11-year-old Colin said something interesting as he walked by the spewing jets. "Remember when Brandon and I took a bath in our Colorado house and we turned on the jets and all this black stuff came out?"

I sighed. Just as I do anytime one of the kids has a memory like this. He's 11 years old and he understands there were clues to the mold we discovered.

Just recently we used a vaporizer for one of my daughters. Immediately my mind turned to the chunks of black stuff I'd find in the bottom of the vaporizer anytime I'd use one. For years I would empty it and shake my head in wonder. I just assumed our water was “dirty.” I kept buying new vaporizers. We needed them constantly for breathing and congestion issues.

Sigh.

It's so obvious in hindsight.

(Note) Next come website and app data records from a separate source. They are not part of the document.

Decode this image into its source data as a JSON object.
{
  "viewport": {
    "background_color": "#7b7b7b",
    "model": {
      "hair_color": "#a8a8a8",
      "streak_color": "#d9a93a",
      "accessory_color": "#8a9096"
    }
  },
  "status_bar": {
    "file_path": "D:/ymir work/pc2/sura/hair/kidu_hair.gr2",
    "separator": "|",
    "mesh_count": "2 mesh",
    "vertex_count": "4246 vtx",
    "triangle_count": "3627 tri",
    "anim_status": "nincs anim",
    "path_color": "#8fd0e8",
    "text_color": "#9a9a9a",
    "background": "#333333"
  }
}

Recently I heard this from a friend:
The entire time we lived in our (mold-infested) house the kitchen sponge would get musty smelling within 3-4 days. It was so strange. I had to buy a pack of sponges nearly every week. Even now I still always smell the sponge before using it.

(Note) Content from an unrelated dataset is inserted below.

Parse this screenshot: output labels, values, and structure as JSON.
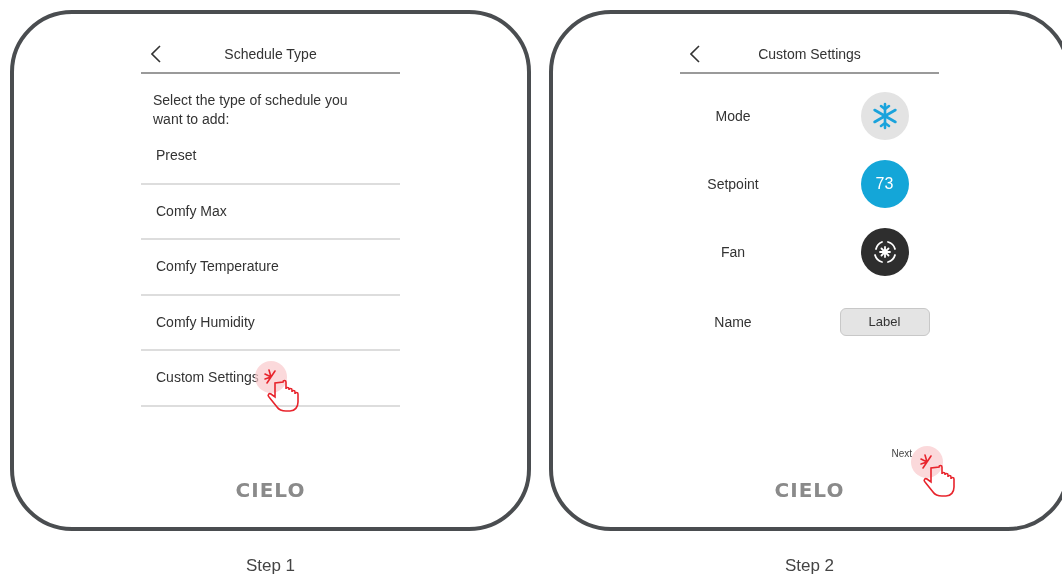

She also made this connection:
In my moldy home if I left the wet clothes in the washer they would get musty very quickly and I'd have to re-wash. I was constantly re-washing loads of clothes. Sometimes I'd run a load, go to work, and they'd be musty when I returned that evening. That is very fast and we were always scratching our heads about that one.

Funny, Chris and I would argue over the laundry. He was convinced that I was combining clothing with towels. It wasn't an argument, really. He was simply trying to figure out why our clothes smelled musty most of the time.

During our second remediation I tried to salvage a pair of jeans. I was willing to toss all of my clothes. Just not my favorite jeans. Oblivious to the reality of our exposure, I took them to a local dry cleaner. I'll never forget the sight of the owner's face as I handed her the jeans. She crinkled her nose and said, "I can't accept these. They smell way too musty. Don't you smell this?"

"No," I said.

Honestly, I smelled nothing!

It's been three years since that conversation. Much has changed. Including my sense of smell.

I'm also no longer oblivious. Just eager to help others avoid the same pitfalls and connect the dots when it comes to environment and health.